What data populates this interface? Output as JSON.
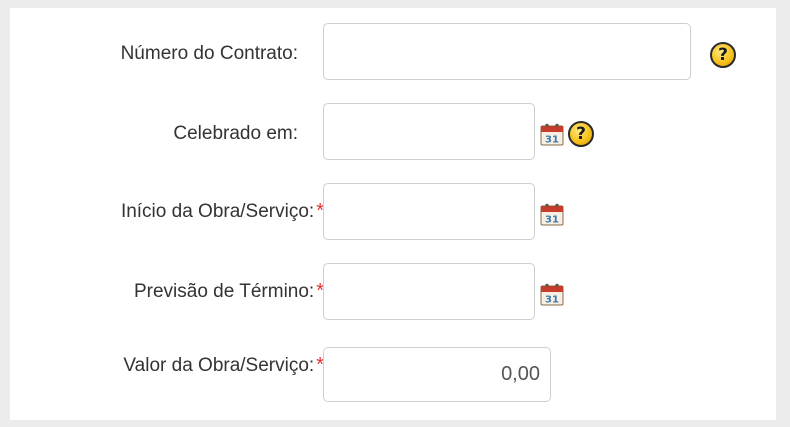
{
  "form": {
    "numero_contrato": {
      "label": "Número do Contrato:",
      "value": "",
      "placeholder": ""
    },
    "celebrado_em": {
      "label": "Celebrado em:",
      "value": "",
      "placeholder": ""
    },
    "inicio_obra": {
      "label": "Início da Obra/Serviço:",
      "required_mark": "*",
      "value": "",
      "placeholder": ""
    },
    "previsao_termino": {
      "label": "Previsão de Término:",
      "required_mark": "*",
      "value": "",
      "placeholder": ""
    },
    "valor_obra": {
      "label": "Valor da Obra/Serviço:",
      "required_mark": "*",
      "value": "0,00",
      "placeholder": ""
    }
  },
  "icons": {
    "help": "help-icon",
    "help_glyph": "?",
    "calendar": "calendar-icon",
    "calendar_day": "31"
  },
  "colors": {
    "required": "#e0332f",
    "help_fill": "#f7c21a",
    "calendar_header": "#c63b2c"
  }
}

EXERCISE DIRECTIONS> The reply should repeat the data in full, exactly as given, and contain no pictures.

RESPONSE>
What data populates this interface? Output as JSON.
{
  "form": {
    "numero_contrato": {
      "label": "Número do Contrato:",
      "value": "",
      "placeholder": ""
    },
    "celebrado_em": {
      "label": "Celebrado em:",
      "value": "",
      "placeholder": ""
    },
    "inicio_obra": {
      "label": "Início da Obra/Serviço:",
      "required_mark": "*",
      "value": "",
      "placeholder": ""
    },
    "previsao_termino": {
      "label": "Previsão de Término:",
      "required_mark": "*",
      "value": "",
      "placeholder": ""
    },
    "valor_obra": {
      "label": "Valor da Obra/Serviço:",
      "required_mark": "*",
      "value": "0,00",
      "placeholder": ""
    }
  },
  "icons": {
    "help": "help-icon",
    "help_glyph": "?",
    "calendar": "calendar-icon",
    "calendar_day": "31"
  },
  "colors": {
    "required": "#e0332f",
    "help_fill": "#f7c21a",
    "calendar_header": "#c63b2c"
  }
}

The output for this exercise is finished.